Medicaid remains the central publicly funded health insurance program for poor children in the United States. Its reach is wide— it now covers approximately a third of all children in the country and almost half of all births in many states such as California. The importance of adequate health insurance in generating access to high-quality care is difficult to overstate (see the article by Peter Szilagyi in this volume).45 Therefore, the prospects for the continued capacity of the Medicaid program to address the needs of poor, disabled children are worthy of special scrutiny.

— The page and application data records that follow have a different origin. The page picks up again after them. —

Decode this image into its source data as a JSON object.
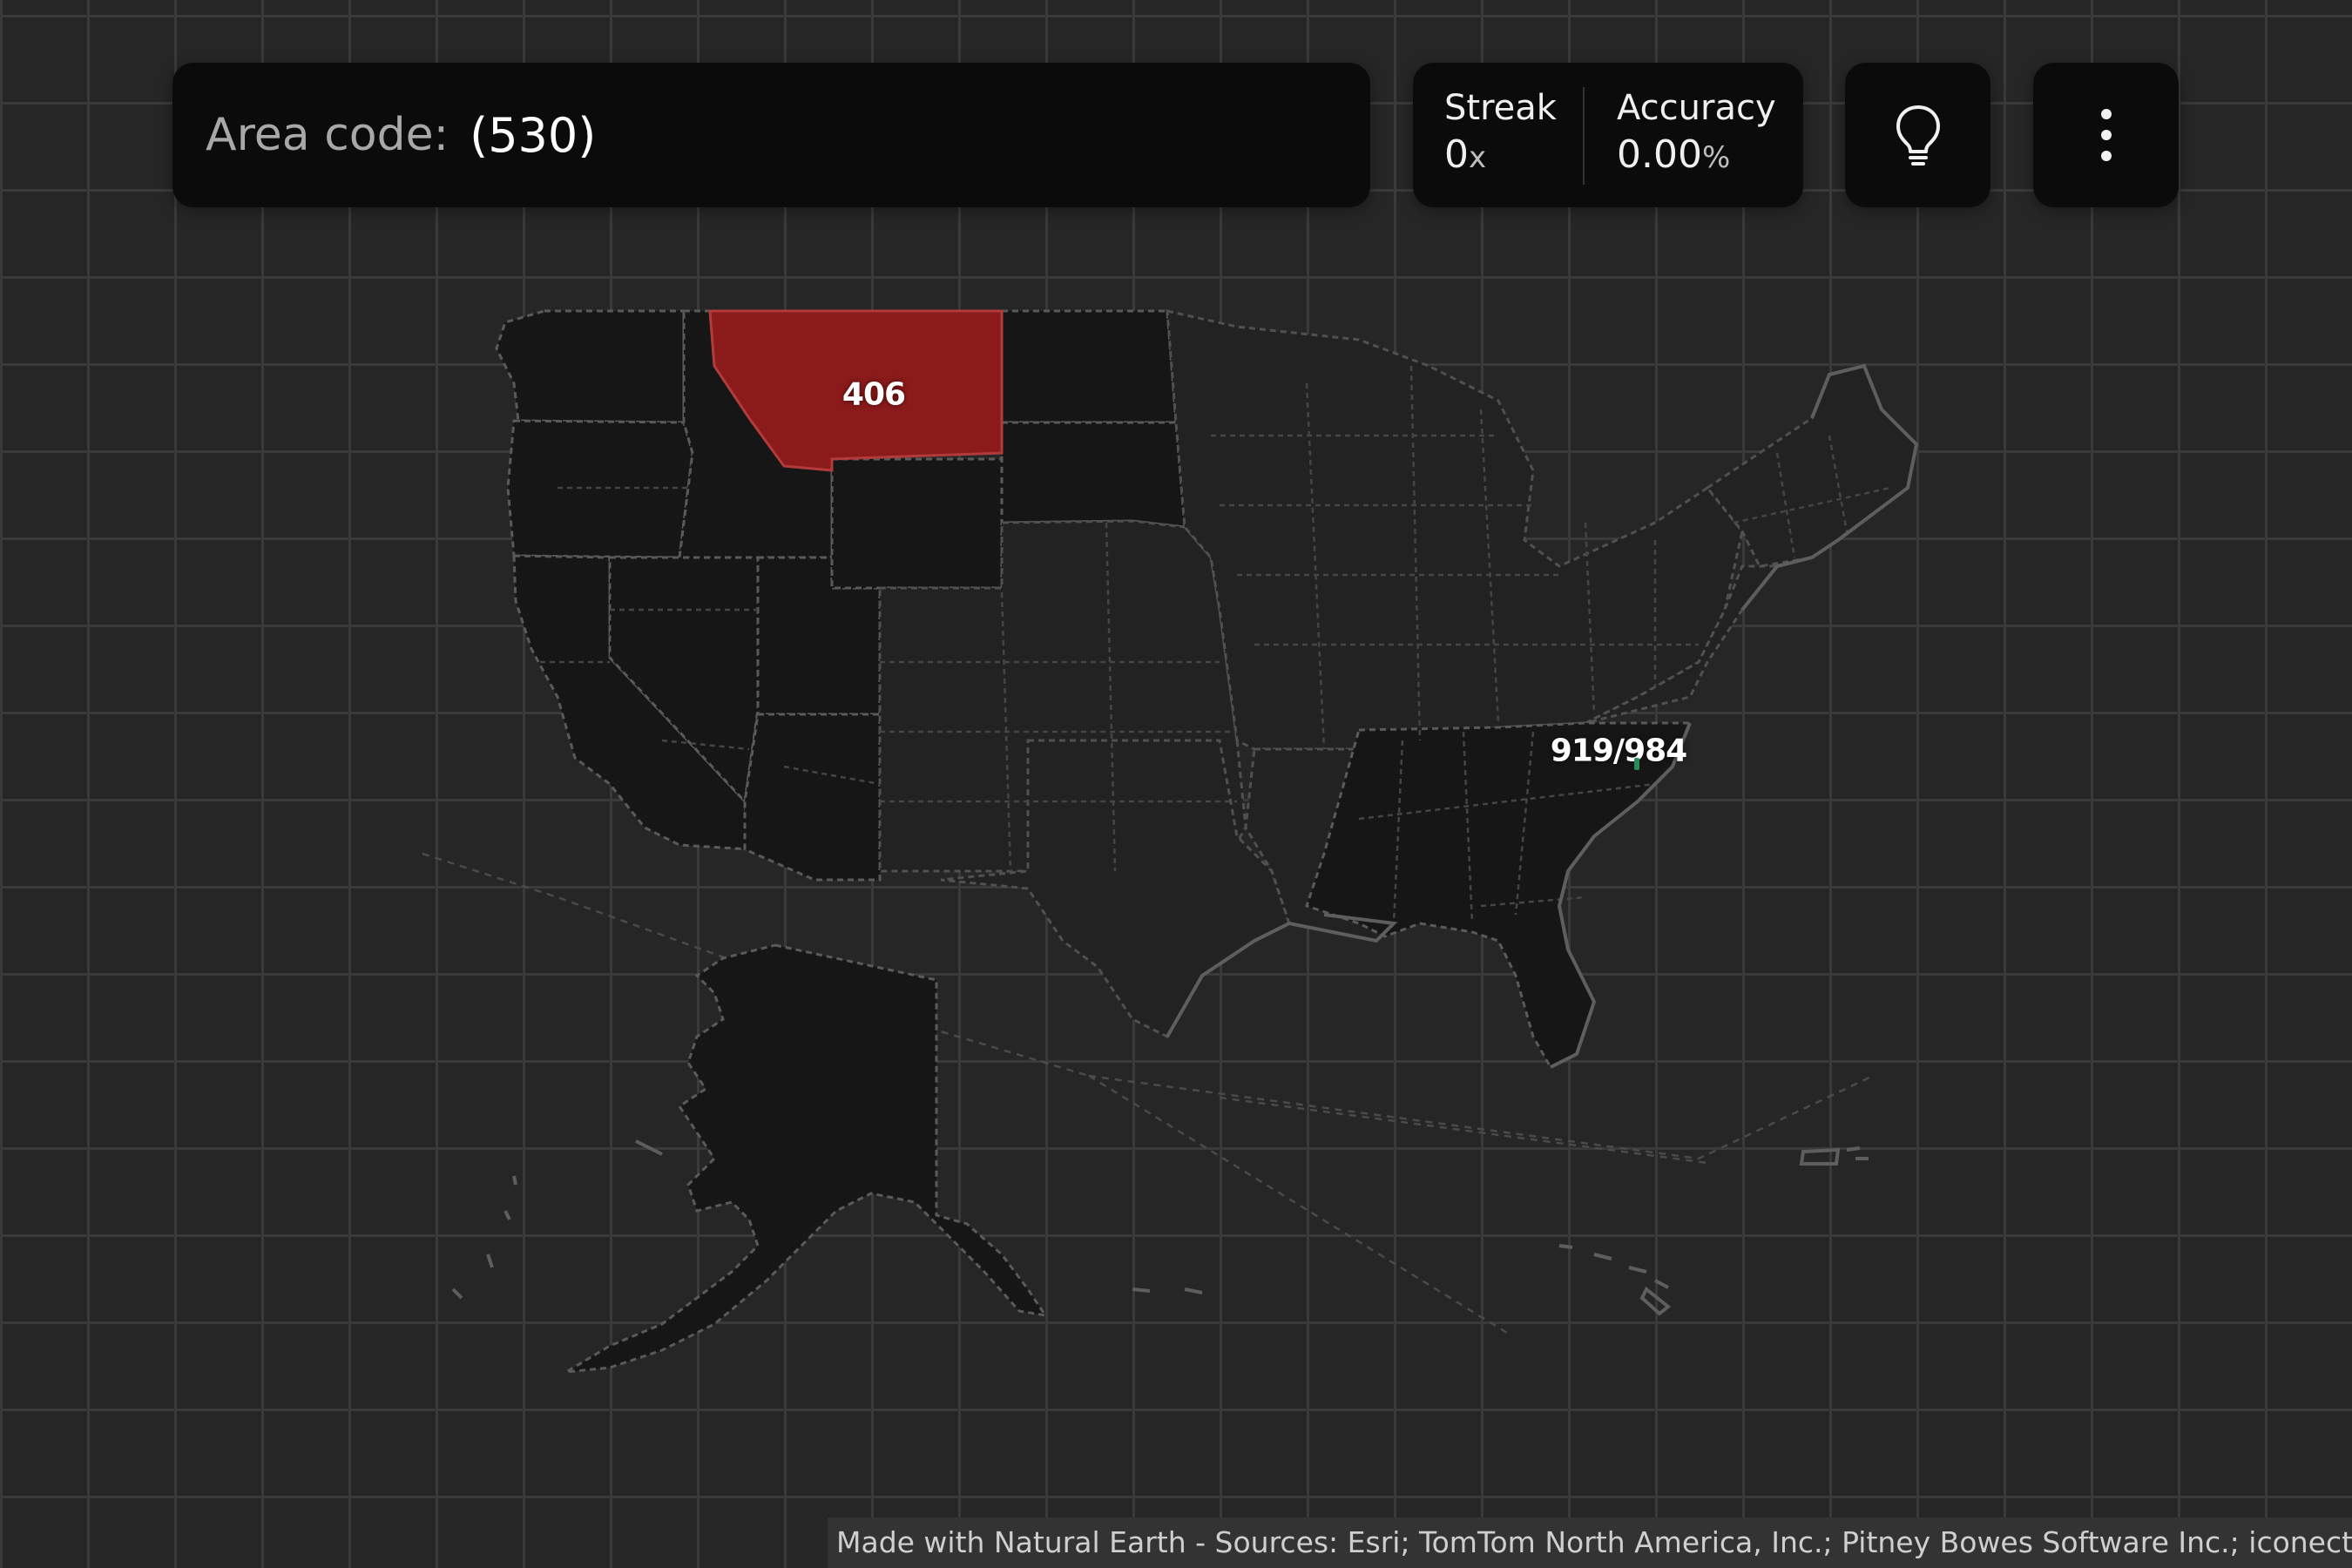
{
  "prompt": {
    "label": "Area code:",
    "value": "(530)"
  },
  "stats": {
    "streak": {
      "label": "Streak",
      "value": "0",
      "unit": "x"
    },
    "accuracy": {
      "label": "Accuracy",
      "value": "0.00",
      "unit": "%"
    }
  },
  "buttons": {
    "hint": "lightbulb-icon",
    "menu": "more-vertical-icon"
  },
  "map": {
    "labels": {
      "montana": "406",
      "north_carolina": "919/984"
    },
    "colors": {
      "wrong_guess": "#8b1a1a",
      "background": "#262626",
      "grid": "#3a3a3a"
    }
  },
  "attribution": "Made with Natural Earth - Sources: Esri; TomTom North America, Inc.; Pitney Bowes Software Inc.; iconectiv"
}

Unlike the Medicare program, which is a federally funded entitlement providing broad health coverage for all elderly citizens, the Medicaid program is a combined federal- and state-funded program, specifically dedicated to providing coverage for the poor, the disabled, and elderly nursing home patients. State budgets have become increasingly dominated by Medicaid expenditures, largely because of increases in payments for the care of elderly patients. In mid-2011, thirty-seven states were planning significant reductions in their state Medicaid allocations. These reductions most often take the form of reduced payments to providers and hospitals. In the past, such reductions have had the effect of reducing program participation among low-income women and children. In addition, many states are eliminating "optional" expenditures, those not mandated by federal legislation, that often relate to specialized technical interventions or devices.

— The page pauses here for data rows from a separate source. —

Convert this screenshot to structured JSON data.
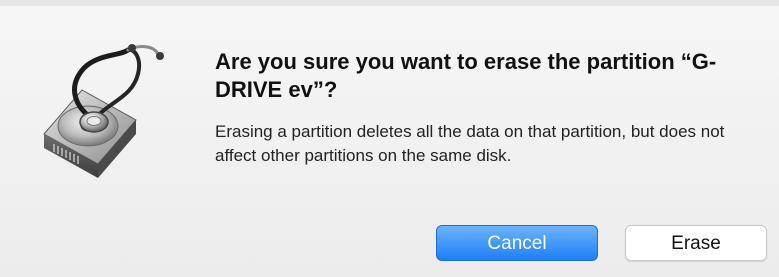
{
  "dialog": {
    "title": "Are you sure you want to erase the partition “G-DRIVE ev”?",
    "message": "Erasing a partition deletes all the data on that partition, but does not affect other partitions on the same disk.",
    "icon": "disk-utility-icon",
    "buttons": {
      "cancel_label": "Cancel",
      "erase_label": "Erase"
    }
  },
  "colors": {
    "accent": "#1d7ff4",
    "dialog_background": "#ececec"
  }
}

Recent legislative actions designed to enhance primary care reimbursement for children could provide a basis for expanding access to Medicaid and perhaps for expanding the presence of the medical home in pediatrics. In addition, new managed care structures currently being developed, such as the accountable care organization (ACO), may be adopted by the Medicaid program. An ACO is an organization that seeks to tie provider reimbursements both to measures of the quality of care provided and to reductions in the cost of care provided to groups of patients. Medicaid's adoption of the ACO could provide a financial foundation for improving the quality of care for children with special health care needs. But such structures have not yet shown that they can appreciably reduce expenditures, so their implementation should not be viewed as permitting major reductions in Medicaid funding for children. In addition, these managed care structures use primary care providers not only as facilitators but also as gatekeepers for a range of specialized services and assistive technologies. Without reimbursement and structural reforms that would provide clinicians the opportunity to coordinate the care of disabled children, including providing them with a medical home, the current child health care delivery system will make it difficult for primary care providers to play such a comprehensive role in an informed and constructive manner.46 Rather, the exploration of new kinds of health financing structures should be seen as a historic opportunity to enhance the ability of the pediatric community to focus its expertise and coordination efforts on children with disabling conditions as part of a more innovative and coherent child health care system.